Alexandra Thompson is a fourth-year in The College, majoring in psychology. She is interested in health disparities in women of color and has past experience working as a research intern at the Nutrition and Pregnancy Study at UChicago. Grounded in the area of psycho-oncology, Alex’s summer research project marries her interests in mental health and women’s health. This summer, she is conducting a study on psychosocial correlates of quality of life in patients with breast and cervical cancers in Ibadan, Nigeria. This study seeks to inform to a better understanding of the barriers preventing good quality of life for women surviving breast and cervical cancers. Correlations between factors such as pain, sexual functioning, and psychological distress in this population will shed light on potential interventions in cancer treatment necessary to improve quality of life. After graduation, Alex plans on going to medical school in hopes to focus on gynecology and obstetrics.
Lydia Wu The College 2019, Art History
Site Mentor: Dr. Zané Lombard, PhD

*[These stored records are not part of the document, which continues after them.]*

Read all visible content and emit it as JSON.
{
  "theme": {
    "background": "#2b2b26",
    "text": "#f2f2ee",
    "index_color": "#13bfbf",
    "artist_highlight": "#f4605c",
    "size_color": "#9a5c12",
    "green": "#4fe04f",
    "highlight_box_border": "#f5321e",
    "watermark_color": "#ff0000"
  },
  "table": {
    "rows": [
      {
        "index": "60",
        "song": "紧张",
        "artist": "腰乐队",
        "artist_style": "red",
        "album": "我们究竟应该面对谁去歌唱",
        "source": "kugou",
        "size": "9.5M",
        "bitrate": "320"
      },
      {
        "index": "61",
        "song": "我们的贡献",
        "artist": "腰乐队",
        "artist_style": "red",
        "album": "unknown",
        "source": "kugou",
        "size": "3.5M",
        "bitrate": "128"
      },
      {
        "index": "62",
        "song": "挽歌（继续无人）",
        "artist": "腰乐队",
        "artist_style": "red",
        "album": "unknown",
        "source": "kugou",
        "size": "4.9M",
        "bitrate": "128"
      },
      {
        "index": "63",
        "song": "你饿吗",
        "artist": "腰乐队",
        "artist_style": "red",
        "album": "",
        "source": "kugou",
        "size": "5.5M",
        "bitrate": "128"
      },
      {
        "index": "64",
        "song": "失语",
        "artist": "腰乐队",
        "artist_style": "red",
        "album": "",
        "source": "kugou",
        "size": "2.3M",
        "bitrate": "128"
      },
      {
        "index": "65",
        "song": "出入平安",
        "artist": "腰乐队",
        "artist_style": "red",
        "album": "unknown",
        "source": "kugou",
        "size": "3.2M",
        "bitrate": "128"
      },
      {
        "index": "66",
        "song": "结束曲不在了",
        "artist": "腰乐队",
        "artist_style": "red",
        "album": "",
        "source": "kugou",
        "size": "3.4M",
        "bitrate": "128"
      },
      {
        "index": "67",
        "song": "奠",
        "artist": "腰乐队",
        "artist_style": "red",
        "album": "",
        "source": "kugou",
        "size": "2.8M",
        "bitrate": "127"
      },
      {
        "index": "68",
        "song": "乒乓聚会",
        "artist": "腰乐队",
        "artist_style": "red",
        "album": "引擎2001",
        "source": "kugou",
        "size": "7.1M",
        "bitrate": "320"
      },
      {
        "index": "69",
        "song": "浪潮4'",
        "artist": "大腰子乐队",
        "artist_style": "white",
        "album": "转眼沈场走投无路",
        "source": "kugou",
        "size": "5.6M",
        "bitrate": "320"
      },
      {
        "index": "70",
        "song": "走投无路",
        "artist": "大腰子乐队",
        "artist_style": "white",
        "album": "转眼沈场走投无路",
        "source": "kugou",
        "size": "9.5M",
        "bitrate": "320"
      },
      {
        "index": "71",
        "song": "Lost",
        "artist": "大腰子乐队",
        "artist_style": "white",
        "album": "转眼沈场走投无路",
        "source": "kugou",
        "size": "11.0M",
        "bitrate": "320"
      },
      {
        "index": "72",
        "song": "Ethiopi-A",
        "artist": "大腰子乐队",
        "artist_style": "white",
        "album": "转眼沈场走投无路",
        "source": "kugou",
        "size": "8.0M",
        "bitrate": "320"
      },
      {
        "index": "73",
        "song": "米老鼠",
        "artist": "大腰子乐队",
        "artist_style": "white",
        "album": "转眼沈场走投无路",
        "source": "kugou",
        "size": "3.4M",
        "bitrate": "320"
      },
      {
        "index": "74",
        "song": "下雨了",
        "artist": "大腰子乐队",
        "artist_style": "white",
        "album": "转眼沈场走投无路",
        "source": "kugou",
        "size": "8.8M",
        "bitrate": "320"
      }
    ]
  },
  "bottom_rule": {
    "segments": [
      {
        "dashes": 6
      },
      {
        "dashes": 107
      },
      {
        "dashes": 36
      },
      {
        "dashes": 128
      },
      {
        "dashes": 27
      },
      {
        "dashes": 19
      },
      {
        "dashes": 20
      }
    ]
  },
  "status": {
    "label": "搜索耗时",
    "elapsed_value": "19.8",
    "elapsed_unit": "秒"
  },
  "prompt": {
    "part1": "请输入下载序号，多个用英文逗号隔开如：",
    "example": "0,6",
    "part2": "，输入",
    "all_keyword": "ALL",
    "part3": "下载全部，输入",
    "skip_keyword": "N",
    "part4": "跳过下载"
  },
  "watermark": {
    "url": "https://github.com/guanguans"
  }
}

Lydia Wu is a fourth-year undergraduate in The College majoring in Art History. This summer, she worked with the Human Genetics department at the University of Witwatersrand in South Africa to study developmental delay. She helped digitize the Genetic Clinic’s patient files and began characterizing the existing patient population. The digitization process allowed Lydia to better understand the diagnostic yield for patients with developmental delay. She also performed cost-effectiveness analysis on the clinic’s current diagnostic method to determine whether exome sequencing might be a more efficient alternative. Developmental delay is a growing problem in South Africa, and Lydia’s work aims to better equip the Genetics department to discover its previously unknown genetic causes. After graduation, Lydia hopes to continue pursuing her interest in healthcare equality and genetics through attending medical school.